We thank Thomas Pogge for his comments (and kind words). We have not yet released the methodological paper—overloaded with work as usual—so Thomas did not know what we had done to address the sharp rise in food prices in 2008. And (alas) he assumed the worst. In fact we have taken account of the steep rise in food prices in 2008 by re-weighting the CPI whenever possible to accord with the food share in a neighborhood of the poverty line. We have done this for as many countries as these data are available, and where food price increases much faster than the national inflation rate. Take China, for example. Average food spending is about 37% of total spending in urban areas and 43% in rural. But for the poor the figures are about 48% and 68% respectively. After re-weighting the CPI, the inflation rate for the poor is about 32% between 2005 and 2008, instead of 13% using the ordinary (unadjusted) CPI. If we used the latter then we would overestimate the extent of poverty reduction by 20+ million people. Of course, for food producers there are also positive welfare effects of the higher food prices. But these are already taken into account through the consumption expenditure and income aggregates. Shaohua Chen and Martin Ravallion

Many thanks for Shaohua and Martin for this clarification. And two quick follow-up questions: 1. For how many countries did you have the needed data to make the CPI adjustment you explain? 2. And how do you explain the "disconnect" between the rise in the number of chronically undernourished and the decline in the number of people in extreme poverty?

On your follow-up questions: 1. As I said, our forthcoming methodological paper will provide more detail on this point. 2. This is another matter. I don't know that there is some general "disconnect." But this has certainly been an issue in India, with the National Sample Surveys (the same surveys as used for poverty measurement, including by us) showing rising caloric undernutrition rates despite the falling overall poverty rates. Many explanations have been proposed, but the most convincing I have seen is in a paper last year for the FAO by Lisa Smith. Lisa identifies a number of data problems, but argues that the failure of the NSS to properly reflect food eaten away from home is the main culprit. Calories from such food are not picked up well in the NSS, even though the corresponding consumption expenditures are captured by the survey. And in a growing, and rapidly urbanizing, developing country such as India, food eaten away from home becomes more important.

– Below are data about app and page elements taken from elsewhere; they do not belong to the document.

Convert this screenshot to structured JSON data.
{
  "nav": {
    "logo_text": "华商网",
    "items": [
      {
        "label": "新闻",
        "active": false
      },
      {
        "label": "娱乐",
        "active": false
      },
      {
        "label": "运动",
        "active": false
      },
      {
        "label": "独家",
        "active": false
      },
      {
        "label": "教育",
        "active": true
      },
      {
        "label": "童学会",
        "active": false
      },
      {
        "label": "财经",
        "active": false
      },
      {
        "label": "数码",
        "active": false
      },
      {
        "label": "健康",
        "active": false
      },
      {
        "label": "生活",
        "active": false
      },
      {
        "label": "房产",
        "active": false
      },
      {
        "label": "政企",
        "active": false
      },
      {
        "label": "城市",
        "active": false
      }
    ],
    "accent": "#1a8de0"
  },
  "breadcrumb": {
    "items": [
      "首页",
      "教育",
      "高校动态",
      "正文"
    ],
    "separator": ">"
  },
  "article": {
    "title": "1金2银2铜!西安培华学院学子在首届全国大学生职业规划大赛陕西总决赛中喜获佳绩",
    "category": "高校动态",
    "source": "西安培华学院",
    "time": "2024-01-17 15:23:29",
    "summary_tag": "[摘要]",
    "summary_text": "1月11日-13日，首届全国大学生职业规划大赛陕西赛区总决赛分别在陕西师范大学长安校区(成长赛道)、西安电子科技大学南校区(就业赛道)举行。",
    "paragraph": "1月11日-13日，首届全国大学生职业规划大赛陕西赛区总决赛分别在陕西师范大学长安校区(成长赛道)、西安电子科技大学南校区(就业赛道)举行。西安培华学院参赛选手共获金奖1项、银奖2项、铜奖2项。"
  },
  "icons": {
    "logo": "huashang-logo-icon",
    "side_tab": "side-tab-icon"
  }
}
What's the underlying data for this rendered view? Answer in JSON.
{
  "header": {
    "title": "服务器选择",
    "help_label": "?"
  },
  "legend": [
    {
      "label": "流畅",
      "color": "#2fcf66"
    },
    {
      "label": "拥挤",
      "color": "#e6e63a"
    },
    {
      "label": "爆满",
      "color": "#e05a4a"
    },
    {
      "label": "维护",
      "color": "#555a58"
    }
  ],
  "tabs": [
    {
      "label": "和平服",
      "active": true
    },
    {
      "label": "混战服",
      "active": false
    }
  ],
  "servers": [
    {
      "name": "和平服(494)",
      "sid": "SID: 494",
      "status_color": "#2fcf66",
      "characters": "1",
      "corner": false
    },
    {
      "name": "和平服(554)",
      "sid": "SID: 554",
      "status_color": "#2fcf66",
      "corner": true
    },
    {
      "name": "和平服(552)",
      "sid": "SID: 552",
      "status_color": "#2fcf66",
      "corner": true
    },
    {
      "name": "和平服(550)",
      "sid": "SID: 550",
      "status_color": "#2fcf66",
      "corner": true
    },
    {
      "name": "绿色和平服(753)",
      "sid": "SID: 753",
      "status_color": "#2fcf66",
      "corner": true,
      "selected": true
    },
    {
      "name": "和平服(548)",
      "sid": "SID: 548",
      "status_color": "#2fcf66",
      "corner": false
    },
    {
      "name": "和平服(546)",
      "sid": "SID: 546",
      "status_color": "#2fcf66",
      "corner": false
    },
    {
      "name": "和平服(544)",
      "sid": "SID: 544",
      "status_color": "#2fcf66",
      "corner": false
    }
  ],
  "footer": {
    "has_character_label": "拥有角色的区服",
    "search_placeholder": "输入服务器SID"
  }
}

Lisa's cross-country comparisons are also interesting--again pointing to the importance of getting better measures of food eaten away from home. Bottom line is that, from what we know, I am inclined to believe the poverty measures for India more than the caloric undernutrition measures.